Jim Kavanagh and Jenny Kavanagh of Raheenleigh, Myshall, Co Carlow had pleaded guilty in October 2018 to 30 charges each having initially faced a total of 252 charges. The remaining charges faced by Mr Kavanagh were taken into consideration.
Judge McCourt imposed a three-year jail sentence and banned James Kavanagh from keeping dogs or equines for life; he was ordered to pay costs of €35,000 to the ISPCA.
Jenny Kavanagh was sentenced to a 12-month custodial sentence fully suspended and banned from keeping any dogs for 15 years.
The case was initiated after ISPCA Animal Welfare Inspectors and members of An Garda Síochána carried out a joint search of the premises on April 14th 2015.
The ISPCA along with other organisations rescued 340 dogs and 11 horses from the premises; the scale of the rescue is the largest the ISPCA had ever carried out.Animals were transported to ISPCA National Animal Centre in Longford, the ISPCA Equine Rescue Centre in Cork and other welfare groups across the country.
ISPCA Chief Inspector Conor Dowling said: “The living conditions these animals had to endure can only be described as squalid. Many of the animals did not have access to water or suitable food.”
The ISPCA issued an emergency appeal for donations to assist with the financial pressure of caring for such a large number of animals.
The direct costs including veterinary treatment exceeded €60,000. Most of the animals required some form of veterinary treatment and then had to be vaccinated, microchipped, administered with treatments for parasites such as fleas and worms, and neutered/spayed before being responsibly rehomed.

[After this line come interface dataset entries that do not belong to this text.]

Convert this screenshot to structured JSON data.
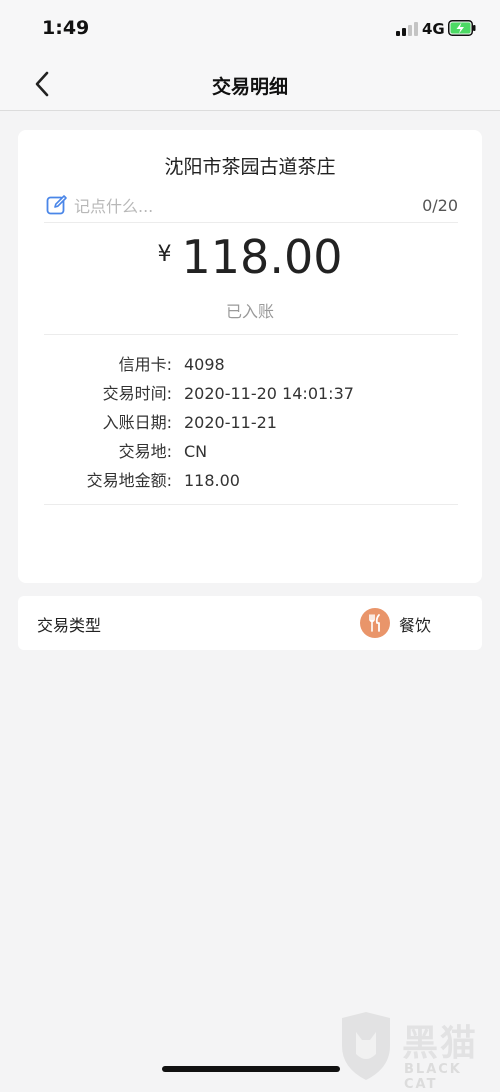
{
  "status_bar": {
    "time": "1:49",
    "network": "4G",
    "battery_color": "#4cd964"
  },
  "nav": {
    "title": "交易明细",
    "back_icon": "chevron-left-icon"
  },
  "transaction": {
    "merchant": "沈阳市茶园古道茶庄",
    "note": {
      "placeholder": "记点什么...",
      "value": "",
      "counter": "0/20",
      "icon": "edit-icon",
      "icon_color": "#4a86e8"
    },
    "currency_symbol": "¥",
    "amount": "118.00",
    "status": "已入账",
    "details": [
      {
        "label": "信用卡:",
        "value": "4098"
      },
      {
        "label": "交易时间:",
        "value": "2020-11-20 14:01:37"
      },
      {
        "label": "入账日期:",
        "value": "2020-11-21"
      },
      {
        "label": "交易地:",
        "value": "CN"
      },
      {
        "label": "交易地金额:",
        "value": "118.00"
      }
    ]
  },
  "category": {
    "label": "交易类型",
    "value": "餐饮",
    "icon": "utensils-icon",
    "icon_color": "#e9956a"
  },
  "watermark": {
    "text": "黑猫",
    "subtext": "BLACK CAT"
  }
}
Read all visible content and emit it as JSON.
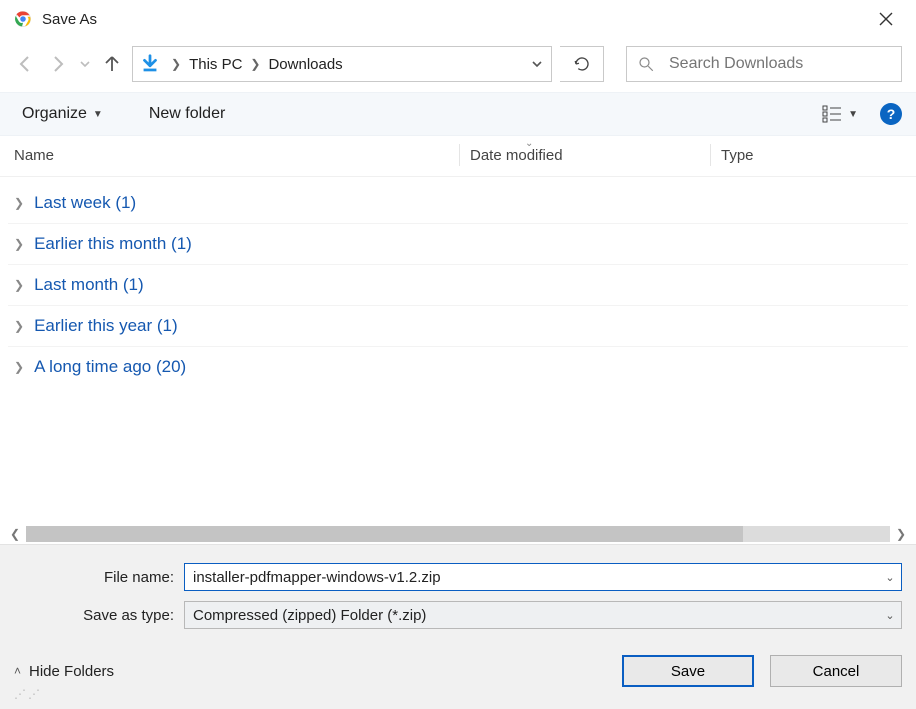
{
  "window": {
    "title": "Save As"
  },
  "nav": {
    "breadcrumb": [
      "This PC",
      "Downloads"
    ],
    "search_placeholder": "Search Downloads"
  },
  "toolbar": {
    "organize": "Organize",
    "new_folder": "New folder"
  },
  "columns": {
    "name": "Name",
    "date": "Date modified",
    "type": "Type"
  },
  "groups": [
    {
      "label": "Last week (1)"
    },
    {
      "label": "Earlier this month (1)"
    },
    {
      "label": "Last month (1)"
    },
    {
      "label": "Earlier this year (1)"
    },
    {
      "label": "A long time ago (20)"
    }
  ],
  "form": {
    "filename_label": "File name:",
    "filename_value": "installer-pdfmapper-windows-v1.2.zip",
    "type_label": "Save as type:",
    "type_value": "Compressed (zipped) Folder (*.zip)"
  },
  "footer": {
    "hide_folders": "Hide Folders",
    "save": "Save",
    "cancel": "Cancel"
  }
}
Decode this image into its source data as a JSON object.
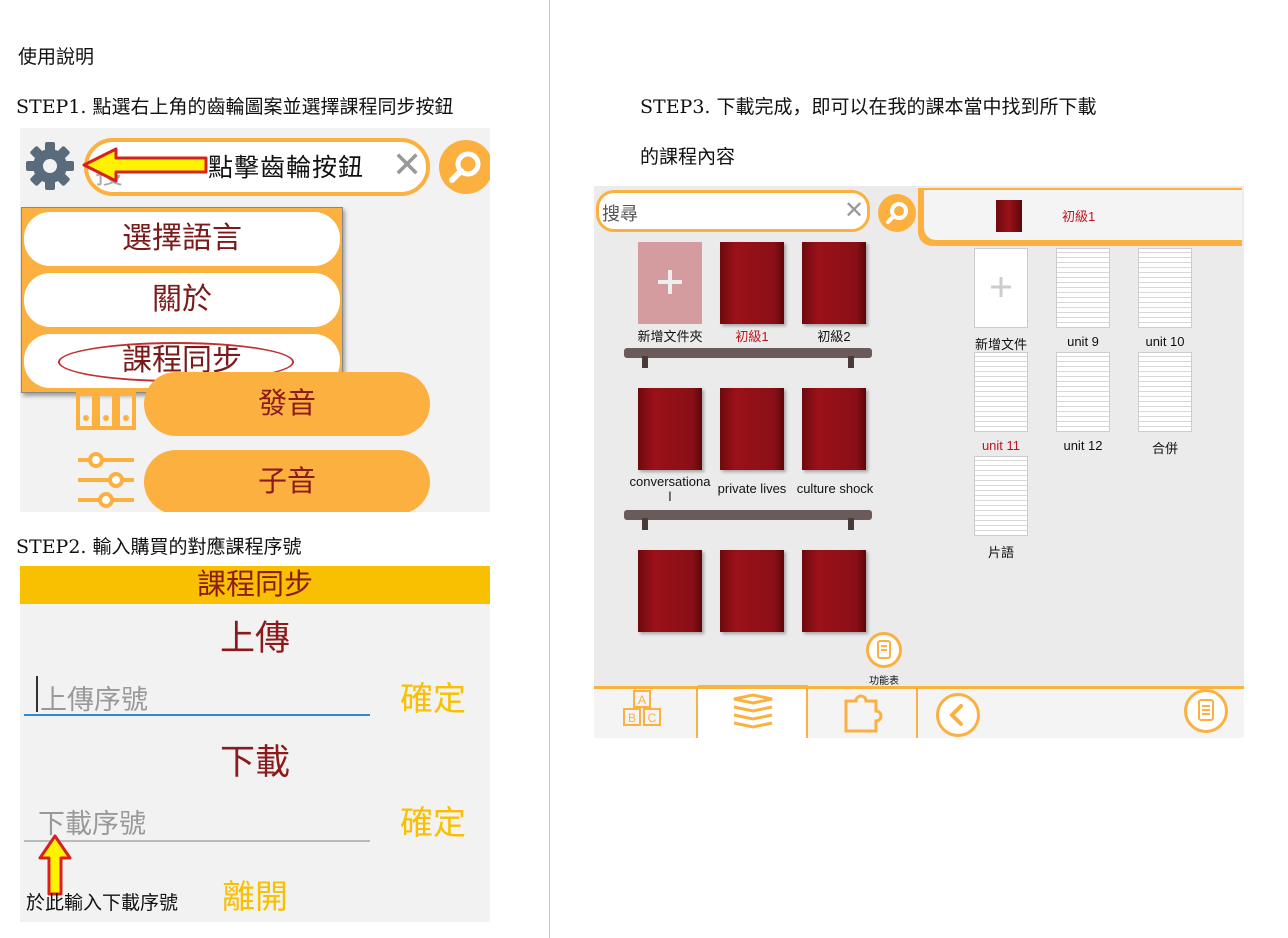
{
  "page": {
    "heading": "使用說明",
    "step1": "STEP1. 點選右上角的齒輪圖案並選擇課程同步按鈕",
    "step2": "STEP2. 輸入購買的對應課程序號",
    "step3_line1": "STEP3. 下載完成，即可以在我的課本當中找到所下載",
    "step3_line2": "的課程內容"
  },
  "shot1": {
    "search_placeholder": "搜",
    "clear_icon": "close-icon",
    "arrow_annotation": "點擊齒輪按鈕",
    "menu_items": [
      "選擇語言",
      "關於",
      "課程同步"
    ],
    "buttons": [
      "發音",
      "子音"
    ],
    "accent_color": "#fbb040"
  },
  "shot2": {
    "header": "課程同步",
    "upload_title": "上傳",
    "upload_placeholder": "上傳序號",
    "upload_confirm": "確定",
    "download_title": "下載",
    "download_placeholder": "下載序號",
    "download_confirm": "確定",
    "annotation": "於此輸入下載序號",
    "exit_label": "離開"
  },
  "shot3": {
    "search_placeholder": "搜尋",
    "active_tab": "初級1",
    "shelf1": [
      "新增文件夾",
      "初級1",
      "初級2"
    ],
    "shelf2": [
      "conversationa l",
      "private lives",
      "culture shock"
    ],
    "docs": [
      "新增文件",
      "unit 9",
      "unit 10",
      "unit 11",
      "unit 12",
      "合併",
      "片語"
    ],
    "menu_label": "功能表",
    "bottom_tabs": [
      "",
      "",
      ""
    ],
    "back_label": "前一頁",
    "right_menu_label": "功能表",
    "highlight_color": "#c1121f"
  }
}
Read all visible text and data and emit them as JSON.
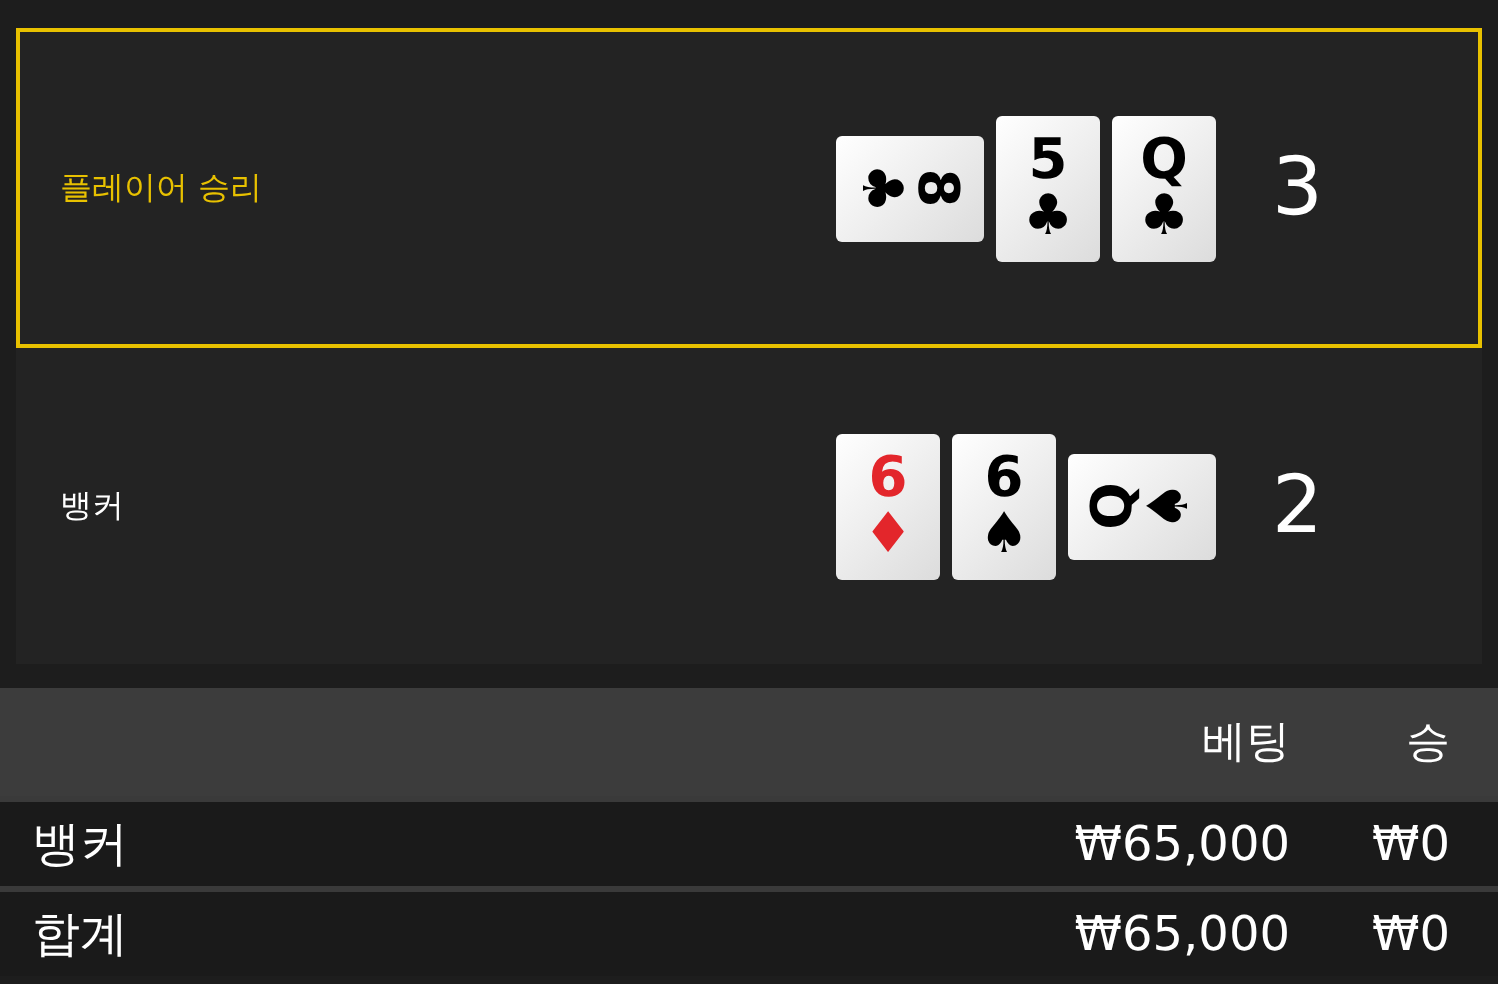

The ISPCA also covered veterinary costs incurred by its affiliated members and other rescue organisations that were in a position to help.
Image source: ISPCA